Date of Award

Spring 3-6-2018

Document Type


Degree Name

Doctor of Education (EdD)


Organizational Leadership

First Advisor

Linda Williams

Second Advisor

Jalin B. Johnson

Third Advisor

Keith Larick


Purpose: The purpose of this phenomenological study is to explore the lived experiences of former Circle of Friends (CoF) nondisabled peer mentors of students with multiple disabilities to discover how this mentorship program impacted Daniel Goleman’s four dimensions of emotional intelligence.

Methodology: This study employed a qualitative phenomenological design. In qualitative designs, the researcher seeks to welcome the subject’s voice into a chorus that contributes to the summative ballad of the sample. The researcher must seek to be a neutral conduit that captures those voices. Thus, the researcher in this study interviewed 14 former peer friends from the CoF program through semistructured face-to-face interviews to collect the data needed for this study.

Findings: According to the 14 in-depth semistructured interviews, participants in the CoF program perceived their experience positively affected their acquisition of traits that are in alignment with Daniel Goleman’s tenets of emotional intelligence. Furthermore, study participants reported an overwhelmingly positive experience that allowed them to practice skills that are needed for learning 21st-century skills such as adaptability, leadership, critical thinking, and collaboration.

Conclusions: Students who participate as peer friends in the CoF program will develop and practice self-awareness, self-management, social awareness, and relationship management daily while engaged with their disabled counterparts on school campuses. Brill (1994) found that increased exposure to nondisabled peers increased socialization, decreased suspension, and heightened enthusiasm to participate in class. Likewise, this study documented evidence that nondisabled students participating in a form of service learning increased their emotional intelligence capacity and had positive effects on their life after participation.

Recommendations: Future studies should be conducted to determine if similar programs in schools and college produce similar results for the nondisabled participants.
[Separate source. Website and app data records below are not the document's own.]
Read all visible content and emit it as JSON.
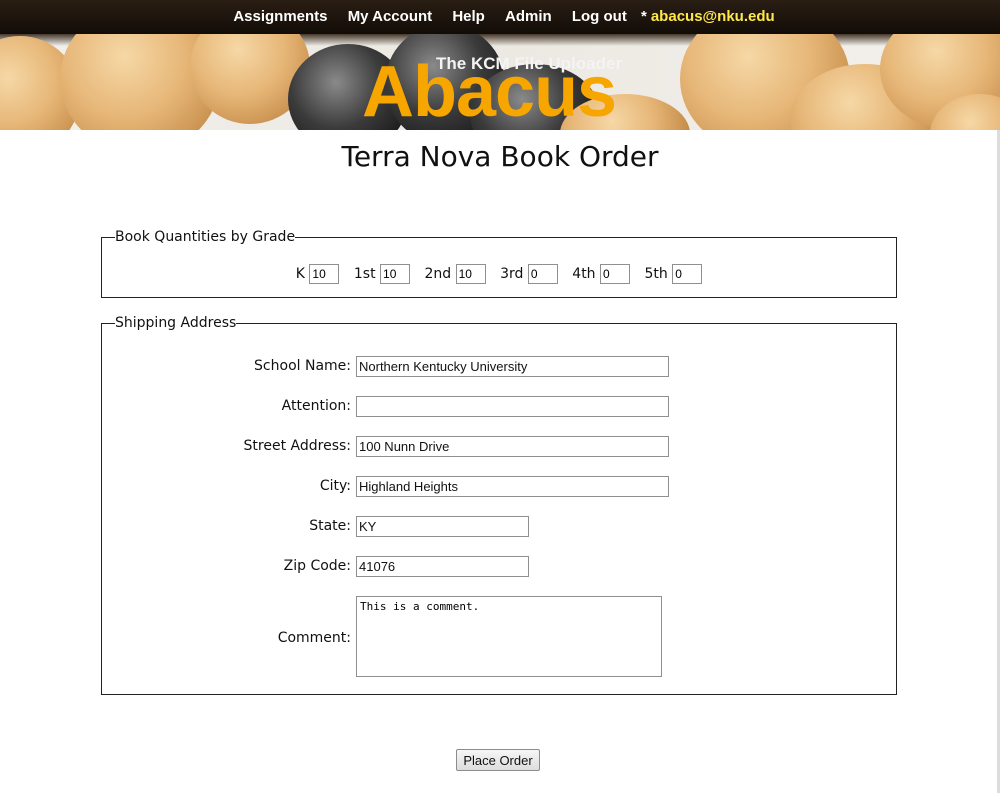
{
  "nav": {
    "items": [
      {
        "label": "Assignments"
      },
      {
        "label": "My Account"
      },
      {
        "label": "Help"
      },
      {
        "label": "Admin"
      },
      {
        "label": "Log out"
      }
    ],
    "user_prefix": "*",
    "user_email": "abacus@nku.edu"
  },
  "banner": {
    "subtitle": "The KCM File Uploader",
    "title": "Abacus"
  },
  "page_title": "Terra Nova Book Order",
  "grades": {
    "legend": "Book Quantities by Grade",
    "items": [
      {
        "label": "K",
        "value": "10"
      },
      {
        "label": "1st",
        "value": "10"
      },
      {
        "label": "2nd",
        "value": "10"
      },
      {
        "label": "3rd",
        "value": "0"
      },
      {
        "label": "4th",
        "value": "0"
      },
      {
        "label": "5th",
        "value": "0"
      }
    ]
  },
  "shipping": {
    "legend": "Shipping Address",
    "school_name": {
      "label": "School Name:",
      "value": "Northern Kentucky University"
    },
    "attention": {
      "label": "Attention:",
      "value": ""
    },
    "street": {
      "label": "Street Address:",
      "value": "100 Nunn Drive"
    },
    "city": {
      "label": "City:",
      "value": "Highland Heights"
    },
    "state": {
      "label": "State:",
      "value": "KY"
    },
    "zip": {
      "label": "Zip Code:",
      "value": "41076"
    },
    "comment": {
      "label": "Comment:",
      "value": "This is a comment."
    }
  },
  "submit_label": "Place Order",
  "colors": {
    "nav_bg": "#1a120b",
    "email": "#ffe84a",
    "brand": "#f7a600"
  }
}
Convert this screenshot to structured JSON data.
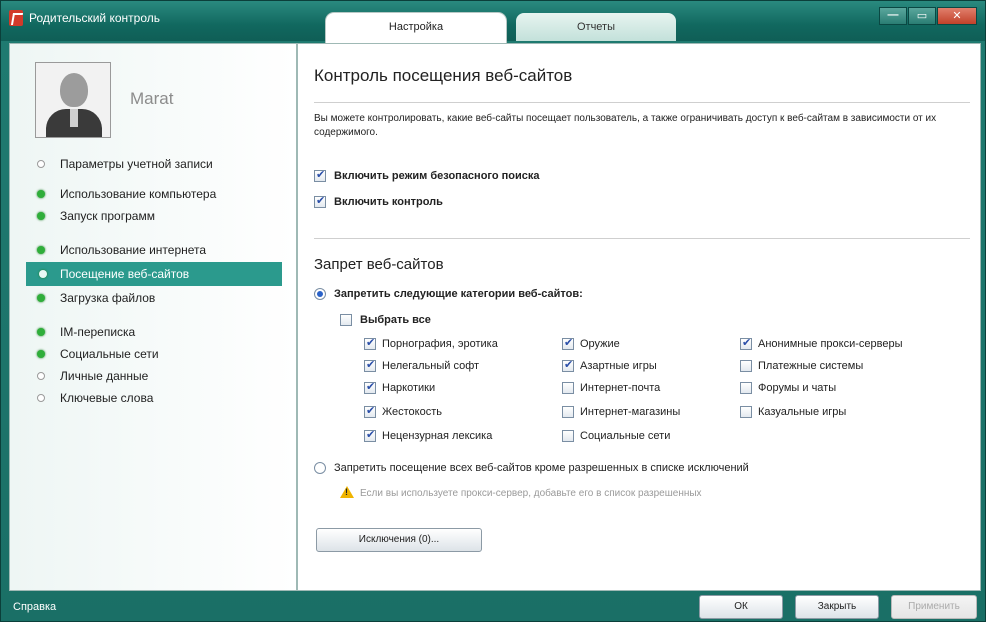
{
  "window": {
    "title": "Родительский контроль",
    "tabs": [
      {
        "label": "Настройка",
        "active": true
      },
      {
        "label": "Отчеты",
        "active": false
      }
    ],
    "controls": {
      "minimize": "—",
      "maximize": "▭",
      "close": "✕"
    }
  },
  "sidebar": {
    "user_name": "Marat",
    "items": [
      {
        "label": "Параметры учетной записи",
        "status": "off"
      },
      {
        "label": "Использование компьютера",
        "status": "on"
      },
      {
        "label": "Запуск программ",
        "status": "on"
      },
      {
        "label": "Использование интернета",
        "status": "on"
      },
      {
        "label": "Посещение веб-сайтов",
        "status": "on",
        "selected": true
      },
      {
        "label": "Загрузка файлов",
        "status": "on"
      },
      {
        "label": "IM-переписка",
        "status": "on"
      },
      {
        "label": "Социальные сети",
        "status": "on"
      },
      {
        "label": "Личные данные",
        "status": "off"
      },
      {
        "label": "Ключевые слова",
        "status": "off"
      }
    ]
  },
  "main": {
    "title": "Контроль посещения веб-сайтов",
    "description": "Вы можете контролировать, какие веб-сайты посещает пользователь, а также ограничивать доступ к веб-сайтам в зависимости от их содержимого.",
    "safe_search_label": "Включить режим безопасного поиска",
    "safe_search_checked": true,
    "control_label": "Включить контроль",
    "control_checked": true,
    "block_title": "Запрет веб-сайтов",
    "block_categories_label": "Запретить следующие категории веб-сайтов:",
    "block_categories_selected": true,
    "select_all_label": "Выбрать все",
    "select_all_checked": false,
    "categories": [
      {
        "label": "Порнография, эротика",
        "checked": true
      },
      {
        "label": "Нелегальный софт",
        "checked": true
      },
      {
        "label": "Наркотики",
        "checked": true
      },
      {
        "label": "Жестокость",
        "checked": true
      },
      {
        "label": "Нецензурная лексика",
        "checked": true
      },
      {
        "label": "Оружие",
        "checked": true
      },
      {
        "label": "Азартные игры",
        "checked": true
      },
      {
        "label": "Интернет-почта",
        "checked": false
      },
      {
        "label": "Интернет-магазины",
        "checked": false
      },
      {
        "label": "Социальные сети",
        "checked": false
      },
      {
        "label": "Анонимные прокси-серверы",
        "checked": true
      },
      {
        "label": "Платежные системы",
        "checked": false
      },
      {
        "label": "Форумы и чаты",
        "checked": false
      },
      {
        "label": "Казуальные игры",
        "checked": false
      }
    ],
    "block_all_label": "Запретить посещение всех веб-сайтов кроме разрешенных в списке исключений",
    "block_all_selected": false,
    "proxy_hint": "Если вы используете прокси-сервер, добавьте его в список разрешенных",
    "exclusions_button": "Исключения (0)..."
  },
  "footer": {
    "help_label": "Справка",
    "ok_label": "ОК",
    "close_label": "Закрыть",
    "apply_label": "Применить"
  },
  "colors": {
    "accent": "#2b9a8d",
    "frame": "#1a6f66",
    "status_on": "#2fae3a"
  }
}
Researchers should use this study to design research to obtain staff perceptions and perspectives on the benefits observed as related to the nondisabled peer friends. Further examination of the link between peer mentorship and emotional intelligence can help businesses and organizations identify more programs that allow participants to practice skills needed in the 21st-century career space.